*** Material provided ***
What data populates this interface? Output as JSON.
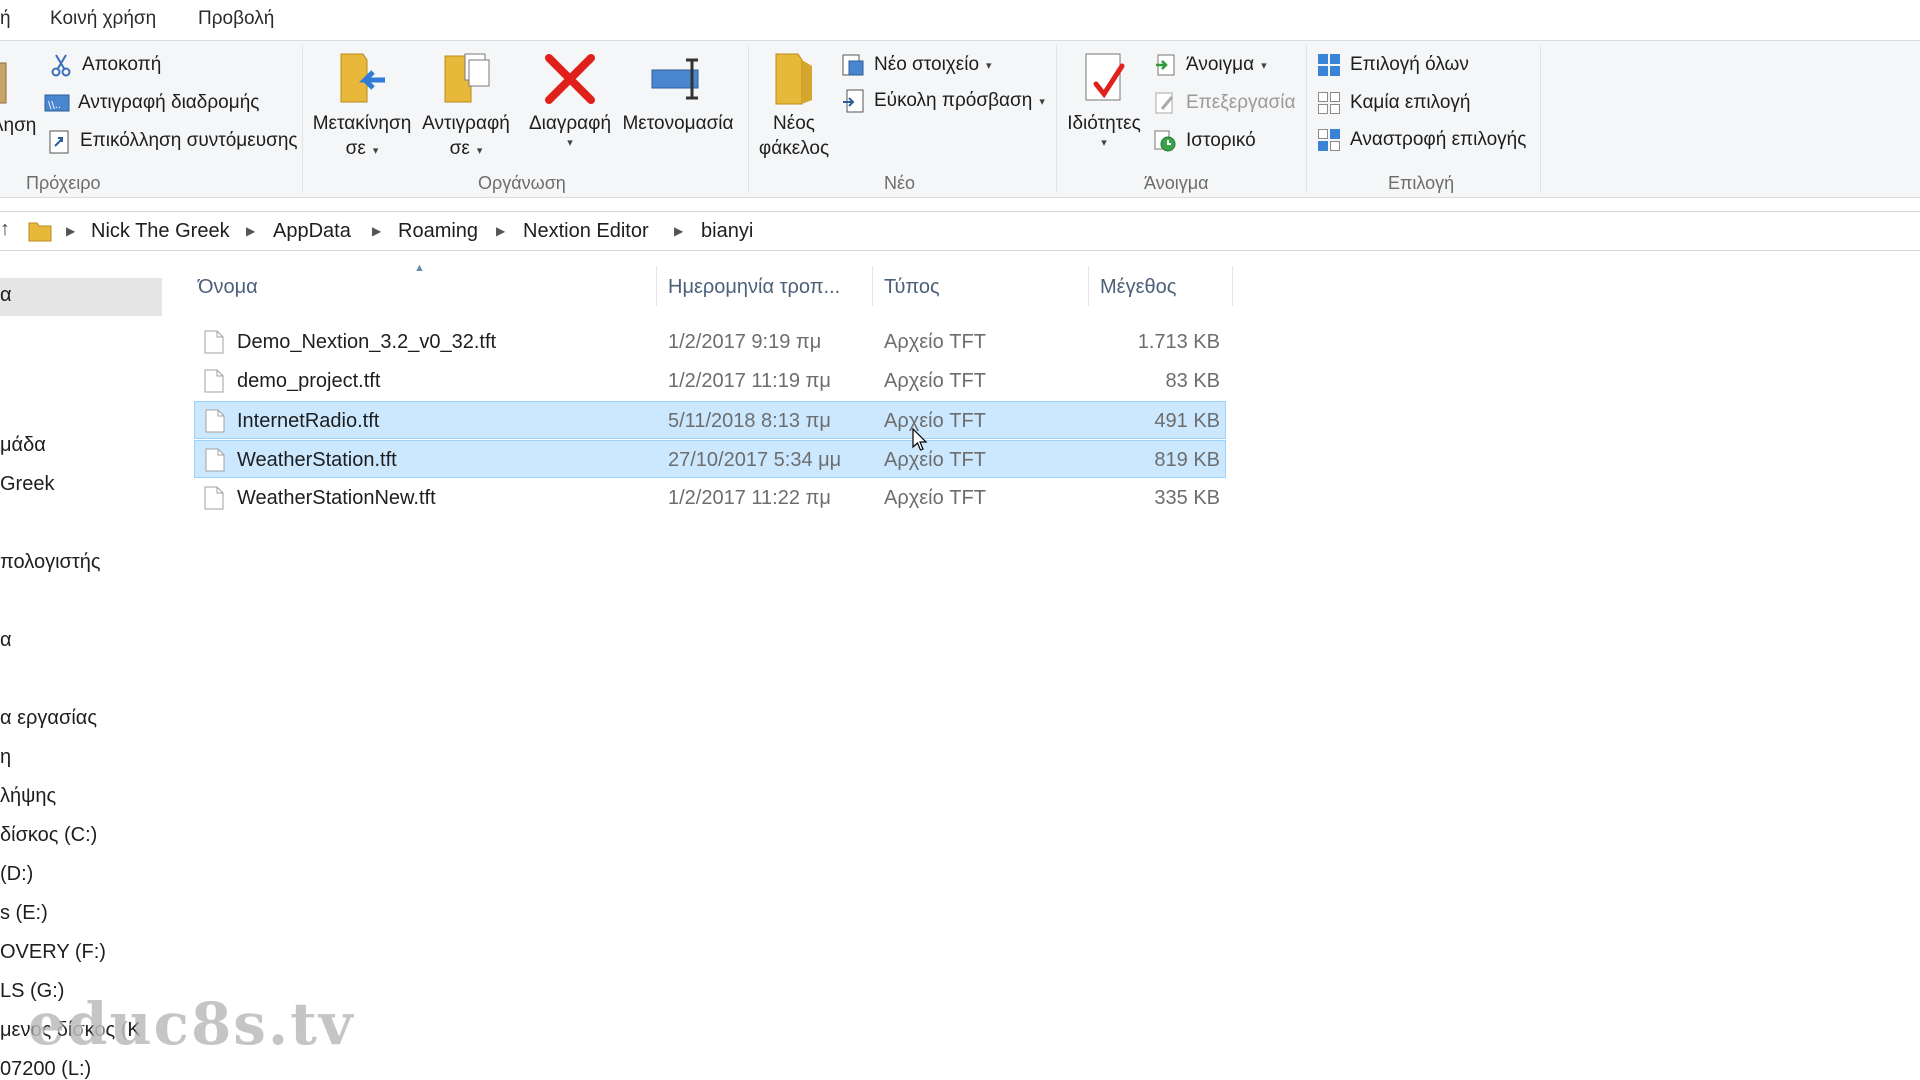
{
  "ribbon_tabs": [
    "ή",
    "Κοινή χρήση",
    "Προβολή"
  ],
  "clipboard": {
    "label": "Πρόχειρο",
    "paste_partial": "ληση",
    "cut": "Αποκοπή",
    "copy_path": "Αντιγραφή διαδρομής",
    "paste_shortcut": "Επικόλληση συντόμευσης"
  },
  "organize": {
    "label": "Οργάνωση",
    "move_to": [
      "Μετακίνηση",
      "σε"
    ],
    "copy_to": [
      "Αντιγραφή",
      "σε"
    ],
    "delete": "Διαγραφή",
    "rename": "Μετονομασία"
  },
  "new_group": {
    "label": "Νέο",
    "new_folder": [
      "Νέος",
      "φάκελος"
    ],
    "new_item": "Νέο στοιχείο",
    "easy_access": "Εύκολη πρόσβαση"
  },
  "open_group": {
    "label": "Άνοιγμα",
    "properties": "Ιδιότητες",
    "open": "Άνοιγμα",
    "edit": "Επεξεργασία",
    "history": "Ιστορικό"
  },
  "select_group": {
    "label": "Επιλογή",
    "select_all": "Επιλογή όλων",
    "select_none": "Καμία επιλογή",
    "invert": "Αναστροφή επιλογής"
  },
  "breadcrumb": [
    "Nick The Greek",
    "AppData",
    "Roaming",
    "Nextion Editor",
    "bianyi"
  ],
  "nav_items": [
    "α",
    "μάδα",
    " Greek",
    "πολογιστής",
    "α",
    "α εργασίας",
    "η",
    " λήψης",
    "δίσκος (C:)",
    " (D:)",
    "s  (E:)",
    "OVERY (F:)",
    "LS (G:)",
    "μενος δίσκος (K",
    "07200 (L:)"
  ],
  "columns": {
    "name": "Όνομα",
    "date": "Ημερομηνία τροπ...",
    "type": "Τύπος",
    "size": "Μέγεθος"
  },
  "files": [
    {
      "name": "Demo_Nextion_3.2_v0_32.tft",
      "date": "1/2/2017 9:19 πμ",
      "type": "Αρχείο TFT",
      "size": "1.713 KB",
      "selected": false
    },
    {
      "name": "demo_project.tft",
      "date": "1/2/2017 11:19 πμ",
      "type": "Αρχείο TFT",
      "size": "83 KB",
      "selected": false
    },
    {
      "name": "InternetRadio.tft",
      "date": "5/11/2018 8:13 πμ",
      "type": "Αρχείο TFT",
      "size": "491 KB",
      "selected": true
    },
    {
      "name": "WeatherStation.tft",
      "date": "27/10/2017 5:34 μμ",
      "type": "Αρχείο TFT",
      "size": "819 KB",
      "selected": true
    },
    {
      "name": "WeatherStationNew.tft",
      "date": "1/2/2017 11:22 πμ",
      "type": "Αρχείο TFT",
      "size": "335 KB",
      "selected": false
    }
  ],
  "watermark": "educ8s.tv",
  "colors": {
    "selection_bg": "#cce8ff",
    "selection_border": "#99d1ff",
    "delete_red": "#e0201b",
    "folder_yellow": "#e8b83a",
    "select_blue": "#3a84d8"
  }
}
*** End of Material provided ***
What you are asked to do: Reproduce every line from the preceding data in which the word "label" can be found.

Result below:
    "label": "Πρόχειρο",
    "label": "Οργάνωση",
    "label": "Νέο",
    "label": "Άνοιγμα",
    "label": "Επιλογή",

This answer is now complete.